Experts say the nuances of bottled water are like wine

Forget eight glasses a day. Have you had your 28 gallons a year?

This is not about basic hydration. This is how much bottled water &

the stuff that costs more per gallon than the high-octane stuff you complain about at the pump &

the typical American consumed last year.

And yet, even with all the recent attention to the sourcing and ecological impact of this ubiquitous beverage, most Americans know little about the $11 billion worth of water they drink a year, never mind how or why to evaluate it.

But they should, say experts who compare bottled water to wine.

"We usually think it's all the same, but it isn't because of trace elements, minerals, packaging," says Arthur von Wiesenberger, a consultant who may be to water what Robert Parker is to wine.

"Water is an amazing thing," he says. "It will reach out and touch something."

And the something that it touches will give it a distinct taste and even "mouthfeel," in the parlance of water tasters.

Potassium, for example, may give water a sweet taste. Silica may impart silkiness. Calcium can give the water a lactic taste some people find refreshing. Others enjoy the cleansing quality of water with a high sodium content.

"Bottled water is the next wine," says bottled water expert Michael Mascha, founder of, a site dedicated to cataloging and evaluating bottled waters from around the world.

"People are starting to pay attention to where water is coming from. In a general sense, bottled water is making the transition from a commodity product to one with terroir," he says.

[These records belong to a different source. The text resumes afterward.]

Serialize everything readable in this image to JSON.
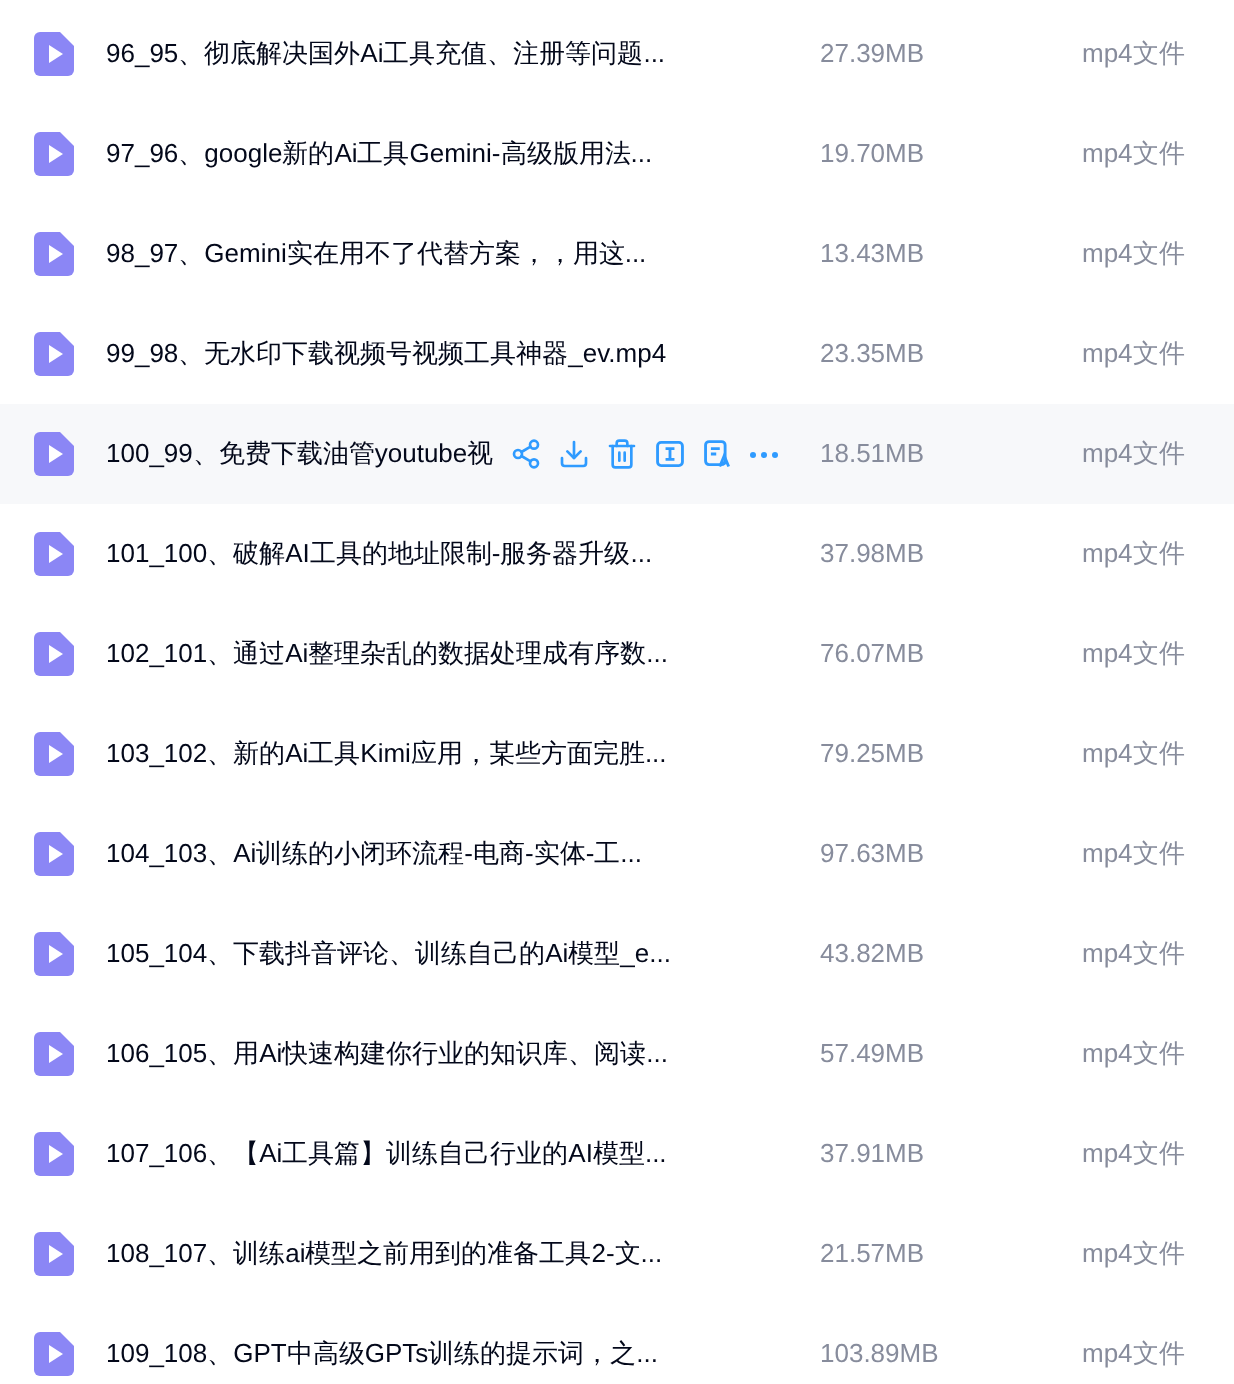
{
  "files": [
    {
      "name": "96_95、彻底解决国外Ai工具充值、注册等问题...",
      "size": "27.39MB",
      "type": "mp4文件",
      "hovered": false
    },
    {
      "name": "97_96、google新的Ai工具Gemini-高级版用法...",
      "size": "19.70MB",
      "type": "mp4文件",
      "hovered": false
    },
    {
      "name": "98_97、Gemini实在用不了代替方案，，用这...",
      "size": "13.43MB",
      "type": "mp4文件",
      "hovered": false
    },
    {
      "name": "99_98、无水印下载视频号视频工具神器_ev.mp4",
      "size": "23.35MB",
      "type": "mp4文件",
      "hovered": false
    },
    {
      "name": "100_99、免费下载油管youtube视",
      "size": "18.51MB",
      "type": "mp4文件",
      "hovered": true
    },
    {
      "name": "101_100、破解AI工具的地址限制-服务器升级...",
      "size": "37.98MB",
      "type": "mp4文件",
      "hovered": false
    },
    {
      "name": "102_101、通过Ai整理杂乱的数据处理成有序数...",
      "size": "76.07MB",
      "type": "mp4文件",
      "hovered": false
    },
    {
      "name": "103_102、新的Ai工具Kimi应用，某些方面完胜...",
      "size": "79.25MB",
      "type": "mp4文件",
      "hovered": false
    },
    {
      "name": "104_103、Ai训练的小闭环流程-电商-实体-工...",
      "size": "97.63MB",
      "type": "mp4文件",
      "hovered": false
    },
    {
      "name": "105_104、下载抖音评论、训练自己的Ai模型_e...",
      "size": "43.82MB",
      "type": "mp4文件",
      "hovered": false
    },
    {
      "name": "106_105、用Ai快速构建你行业的知识库、阅读...",
      "size": "57.49MB",
      "type": "mp4文件",
      "hovered": false
    },
    {
      "name": "107_106、【Ai工具篇】训练自己行业的AI模型...",
      "size": "37.91MB",
      "type": "mp4文件",
      "hovered": false
    },
    {
      "name": "108_107、训练ai模型之前用到的准备工具2-文...",
      "size": "21.57MB",
      "type": "mp4文件",
      "hovered": false
    },
    {
      "name": "109_108、GPT中高级GPTs训练的提示词，之...",
      "size": "103.89MB",
      "type": "mp4文件",
      "hovered": false
    }
  ]
}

Long a staple of European tables, bottled water was popular in the U.S. during the early 20th century, but vanished during the Great Depression. It resurfaced during the 1970s, when Perrier was photographed in the hands of glitterati.

During the past five years, consumption surged 59 percent, making it America's favorite beverage after soda. In 2006, Americans quaffed 8.3 billion gallons of bottled water.

In the United States, consumers can now pick from about 350 varieties of bottled water, ranging from purified tap water (such as Coca-Cola Co.'s Dasani and Pepsi's Aquafina), to waters bottled from particular sources.

Sourced waters can come from springs (such as the sparkling San Pellegrino or the still Evian), underground reservoirs called aquifers (such as Fiji and Voss), or even from glaciers or harvested rainfall.

And each source, say connoisseurs, has its own fingerprint.

In Philadelphia, Water Works Restaurant and Lounge, which opened last year, stocks nearly two dozen waters from around the world and caters to a regular crowd of newly minted connoisseurs willing to pay up to $55 a bottle.

"We have several regular customers who come in and have to have their water and it's chilled to a different degree," says the restaurant's guest services coordinator Vera Masi.

"Some people will taste it and actually say 'This is woodsy' or 'This is crisp,'" she says. But, she adds, many other customers use a less sophisticated screen: packaging.

The restaurant's most expensive water, the $55 Bling H20, comes in a vessel encrusted with Swarovski rhinestones. "I guarantee you that every single person who orders the Bling takes the bottle home with them," she says.

Share This Story